*** Records ***

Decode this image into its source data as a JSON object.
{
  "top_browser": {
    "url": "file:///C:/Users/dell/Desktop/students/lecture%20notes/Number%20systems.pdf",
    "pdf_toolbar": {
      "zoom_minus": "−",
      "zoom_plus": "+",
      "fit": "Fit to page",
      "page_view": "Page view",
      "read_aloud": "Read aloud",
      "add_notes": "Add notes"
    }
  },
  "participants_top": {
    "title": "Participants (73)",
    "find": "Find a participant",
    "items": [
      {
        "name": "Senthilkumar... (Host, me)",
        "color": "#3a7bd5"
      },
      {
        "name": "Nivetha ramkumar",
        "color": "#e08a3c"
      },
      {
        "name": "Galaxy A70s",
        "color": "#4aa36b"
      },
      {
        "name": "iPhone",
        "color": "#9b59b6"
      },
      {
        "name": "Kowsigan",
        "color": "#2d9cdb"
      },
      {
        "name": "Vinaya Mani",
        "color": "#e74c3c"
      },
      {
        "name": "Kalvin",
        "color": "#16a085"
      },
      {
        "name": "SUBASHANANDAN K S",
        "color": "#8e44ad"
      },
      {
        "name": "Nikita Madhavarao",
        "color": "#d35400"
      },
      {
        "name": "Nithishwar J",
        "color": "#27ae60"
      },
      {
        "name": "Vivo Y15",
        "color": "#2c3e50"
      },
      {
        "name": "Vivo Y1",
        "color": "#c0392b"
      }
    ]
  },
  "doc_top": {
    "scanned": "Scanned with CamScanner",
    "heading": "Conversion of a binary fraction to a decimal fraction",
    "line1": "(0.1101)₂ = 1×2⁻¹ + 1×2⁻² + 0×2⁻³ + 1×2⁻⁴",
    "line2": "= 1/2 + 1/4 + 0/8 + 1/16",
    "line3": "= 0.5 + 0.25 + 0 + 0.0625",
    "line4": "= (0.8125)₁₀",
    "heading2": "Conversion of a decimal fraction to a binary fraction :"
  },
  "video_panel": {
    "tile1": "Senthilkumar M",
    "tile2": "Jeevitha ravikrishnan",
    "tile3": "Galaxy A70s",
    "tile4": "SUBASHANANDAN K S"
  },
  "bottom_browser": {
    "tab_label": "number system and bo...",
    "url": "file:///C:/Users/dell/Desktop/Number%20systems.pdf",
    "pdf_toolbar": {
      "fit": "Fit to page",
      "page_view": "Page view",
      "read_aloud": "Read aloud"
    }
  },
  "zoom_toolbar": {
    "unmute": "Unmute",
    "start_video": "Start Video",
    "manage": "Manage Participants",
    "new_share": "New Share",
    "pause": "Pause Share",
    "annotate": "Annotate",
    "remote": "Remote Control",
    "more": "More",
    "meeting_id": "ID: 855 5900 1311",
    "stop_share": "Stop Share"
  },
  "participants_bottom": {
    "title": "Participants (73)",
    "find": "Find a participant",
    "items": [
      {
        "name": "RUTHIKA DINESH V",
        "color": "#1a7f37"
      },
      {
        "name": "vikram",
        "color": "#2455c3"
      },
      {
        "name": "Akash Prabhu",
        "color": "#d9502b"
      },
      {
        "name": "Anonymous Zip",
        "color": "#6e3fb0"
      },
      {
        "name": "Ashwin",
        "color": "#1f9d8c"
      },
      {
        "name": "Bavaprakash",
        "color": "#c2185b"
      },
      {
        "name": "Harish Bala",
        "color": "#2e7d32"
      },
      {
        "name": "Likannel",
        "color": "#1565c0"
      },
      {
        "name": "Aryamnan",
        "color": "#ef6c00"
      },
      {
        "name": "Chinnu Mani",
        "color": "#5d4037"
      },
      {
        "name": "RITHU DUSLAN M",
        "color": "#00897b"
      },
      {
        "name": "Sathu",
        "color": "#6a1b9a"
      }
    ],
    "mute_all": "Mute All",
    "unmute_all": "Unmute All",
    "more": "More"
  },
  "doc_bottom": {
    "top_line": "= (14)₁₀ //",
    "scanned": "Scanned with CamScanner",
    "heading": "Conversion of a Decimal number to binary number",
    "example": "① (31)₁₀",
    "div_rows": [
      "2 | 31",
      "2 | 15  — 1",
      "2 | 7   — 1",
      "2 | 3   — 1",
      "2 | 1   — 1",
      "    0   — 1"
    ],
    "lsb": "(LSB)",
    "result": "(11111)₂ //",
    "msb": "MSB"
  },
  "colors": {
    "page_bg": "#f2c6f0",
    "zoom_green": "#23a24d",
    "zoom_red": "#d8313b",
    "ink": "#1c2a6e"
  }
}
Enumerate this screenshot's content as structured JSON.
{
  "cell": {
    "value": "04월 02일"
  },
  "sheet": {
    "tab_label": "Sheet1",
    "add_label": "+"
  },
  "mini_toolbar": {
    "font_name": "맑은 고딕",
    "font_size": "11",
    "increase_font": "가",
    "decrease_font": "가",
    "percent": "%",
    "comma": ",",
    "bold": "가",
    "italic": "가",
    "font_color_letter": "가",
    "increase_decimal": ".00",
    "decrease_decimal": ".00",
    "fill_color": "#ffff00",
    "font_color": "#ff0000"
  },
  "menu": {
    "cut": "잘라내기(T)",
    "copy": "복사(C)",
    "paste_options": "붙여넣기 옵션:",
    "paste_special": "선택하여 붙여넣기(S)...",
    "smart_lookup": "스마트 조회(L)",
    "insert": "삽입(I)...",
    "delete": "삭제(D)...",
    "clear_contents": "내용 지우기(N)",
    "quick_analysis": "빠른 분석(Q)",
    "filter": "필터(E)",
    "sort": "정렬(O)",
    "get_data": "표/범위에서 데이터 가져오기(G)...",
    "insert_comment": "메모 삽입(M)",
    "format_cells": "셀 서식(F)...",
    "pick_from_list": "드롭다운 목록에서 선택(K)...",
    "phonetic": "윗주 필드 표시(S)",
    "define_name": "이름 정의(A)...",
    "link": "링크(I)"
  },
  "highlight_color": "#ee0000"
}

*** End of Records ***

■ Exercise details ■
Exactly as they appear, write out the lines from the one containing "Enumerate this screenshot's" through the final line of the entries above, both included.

■ Answer box ■
Enumerate this screenshot's content as structured JSON.
{
  "cell": {
    "value": "04월 02일"
  },
  "sheet": {
    "tab_label": "Sheet1",
    "add_label": "+"
  },
  "mini_toolbar": {
    "font_name": "맑은 고딕",
    "font_size": "11",
    "increase_font": "가",
    "decrease_font": "가",
    "percent": "%",
    "comma": ",",
    "bold": "가",
    "italic": "가",
    "font_color_letter": "가",
    "increase_decimal": ".00",
    "decrease_decimal": ".00",
    "fill_color": "#ffff00",
    "font_color": "#ff0000"
  },
  "menu": {
    "cut": "잘라내기(T)",
    "copy": "복사(C)",
    "paste_options": "붙여넣기 옵션:",
    "paste_special": "선택하여 붙여넣기(S)...",
    "smart_lookup": "스마트 조회(L)",
    "insert": "삽입(I)...",
    "delete": "삭제(D)...",
    "clear_contents": "내용 지우기(N)",
    "quick_analysis": "빠른 분석(Q)",
    "filter": "필터(E)",
    "sort": "정렬(O)",
    "get_data": "표/범위에서 데이터 가져오기(G)...",
    "insert_comment": "메모 삽입(M)",
    "format_cells": "셀 서식(F)...",
    "pick_from_list": "드롭다운 목록에서 선택(K)...",
    "phonetic": "윗주 필드 표시(S)",
    "define_name": "이름 정의(A)...",
    "link": "링크(I)"
  },
  "highlight_color": "#ee0000"
}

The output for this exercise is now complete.